Superbowl, Black Eyed Peas, Groupon, Kenneth Cole, Aguilera and Social Media

By February 7, 2011Social Media

If you’re not truly plugged in to social media, you’re missing more than half the fun. There’s nothing better than the full-on rants that happen via Twitter, Facebook and blogs while a nationally televised event gone wrong or PR snafu unfolds.

Last week’s Kenneth Cole tweet made mainstream news, so even if you’re not a Twitter user, you probably know about it, but found out much later than a good 12-20 percent of the population.

It has gotten so integrated for me that it is my strong preference to have Tweetdeck open and flying during something like the Superbowl (Inauguration, State of the Union and any disaster reporting have also been memorable moments in the twitterverse). All Sunday, Twitter helped fuel excitement for the game (and who am I kidding: the commercials).

A reported 4.5 million tweets were generated by the Superbowl.

The fast and furious response to that nightmare of a halftime show and Christina Aguilera’s goof in the national anthem were hot topics, rather than tweets about the game itself.

Marketing, advertising and PR folks were on fire about the tasteless Groupon ad. I missed the commercial when it aired but quickly saw that something was up via my Twitter feed.  Many of those I follow unsubscribed from the service in the middle of the game, which may teach Groupon, a company whose backbone is social networks, the ultimate lesson.

If you’re still unsure about the power of social media and think it has nothing to do with you and the world around you, I encourage you to experience the next national event with one eye on the Web; there are layers you are missing and some great additional content that will make you better informed faster and often, with much more entertainment than a Superbowl halftime show has to offer.


  • Jason Fitzpatrick says:

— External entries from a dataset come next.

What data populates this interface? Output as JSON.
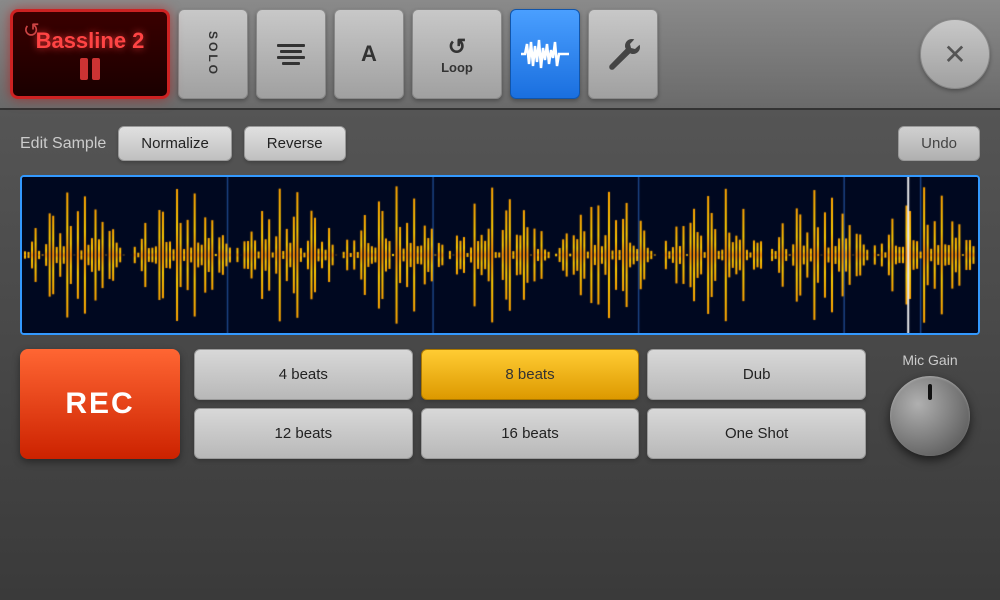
{
  "toolbar": {
    "track_name": "Bassline 2",
    "solo_label": "SOLO",
    "lines_icon": "lines-icon",
    "a_label": "A",
    "loop_label": "Loop",
    "waveform_icon": "waveform-icon",
    "wrench_icon": "wrench-icon",
    "close_label": "✕"
  },
  "edit_sample": {
    "label": "Edit Sample",
    "normalize_btn": "Normalize",
    "reverse_btn": "Reverse",
    "undo_btn": "Undo"
  },
  "beat_buttons": [
    {
      "id": "4beats",
      "label": "4 beats",
      "selected": false
    },
    {
      "id": "8beats",
      "label": "8 beats",
      "selected": true
    },
    {
      "id": "dub",
      "label": "Dub",
      "selected": false
    },
    {
      "id": "12beats",
      "label": "12 beats",
      "selected": false
    },
    {
      "id": "16beats",
      "label": "16 beats",
      "selected": false
    },
    {
      "id": "oneshot",
      "label": "One Shot",
      "selected": false
    }
  ],
  "rec_btn": "REC",
  "mic_gain": {
    "label": "Mic Gain",
    "value": 45
  }
}
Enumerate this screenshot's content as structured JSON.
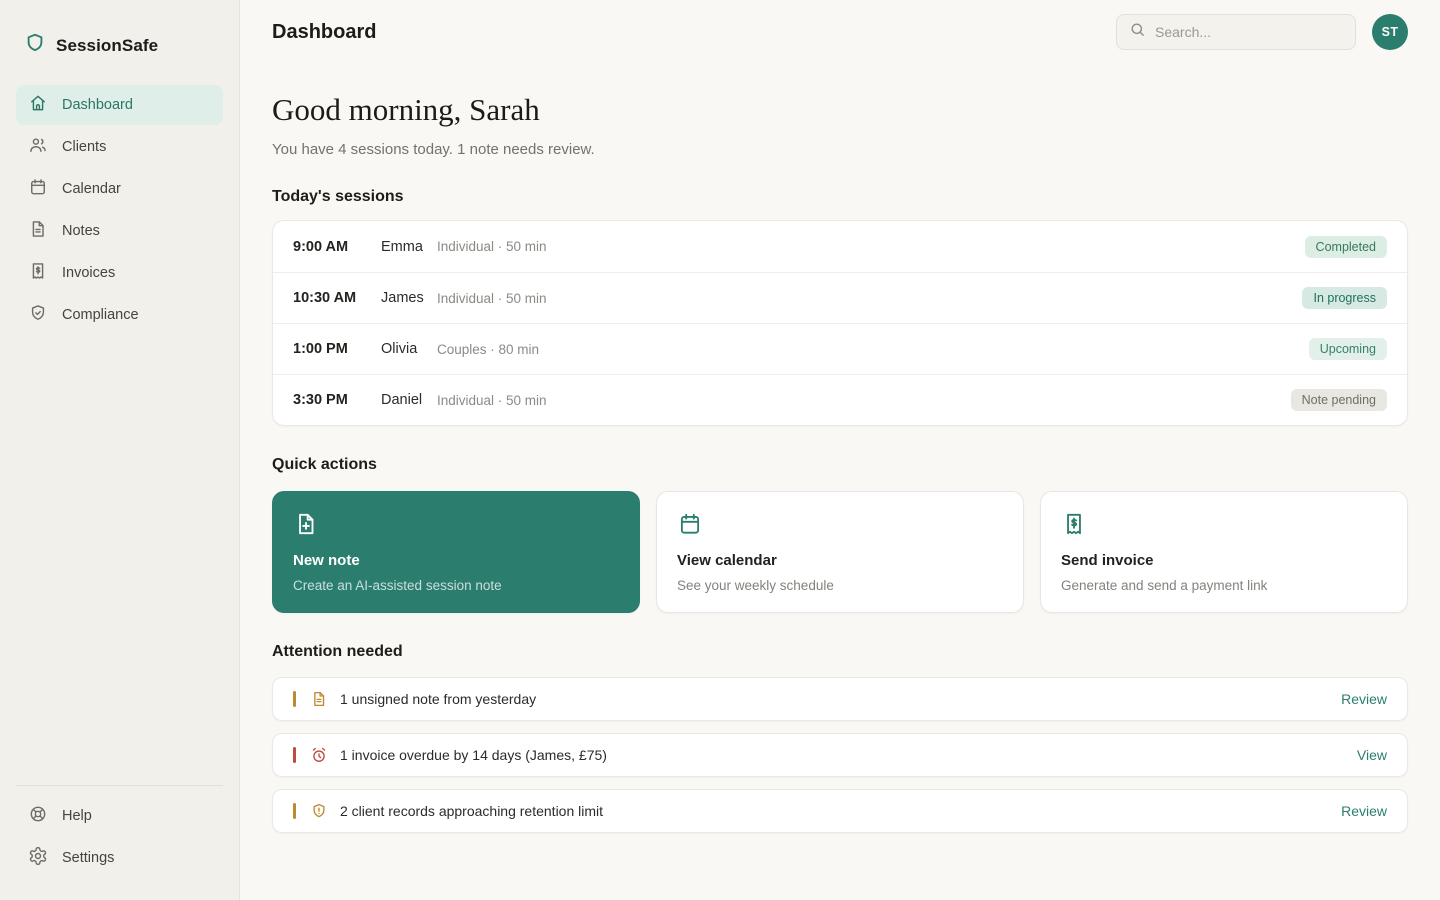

    I believe the guys at Groupon were trying to get some extra media attention to their commercial and brand. That’s why, perhaps, they attempted to do a controversial pice that would be shown around everywhere. The move clearly backfired, since the commercial wasn’t even fun, or smart. It didn’t even create awareness on the situation in Tibet. It just pissed people off. I read a very good analysis on this on this blog:

  • Jen A says:

    I wonder, though, where to draw the line. I admit that I love my FB and I like Twitter, and I certainly find out information from both sources long before the evening news or newspapers (do people even still use such dinosaurs of information?). Still – I was at a Super Bowl party last night with people I wanted to hang out with and spend time with in real life, and was more than a little annoyed by one person who was on her phone CONSTANTLY while we were hanging out. I mean, it’s one thing if you’re sitting in your living room alone watching the game, but when you’re hanging out with 6-8 people you know and like, chatting and bantering and having actual face time, am I wrong to be really annoyed by the person in the corner not engaged with anyone else, just reading FB and Twitter all night?

  • Marijean says:

    I totally agree – when you’re with others, be with them. I certainly would never do that at a party!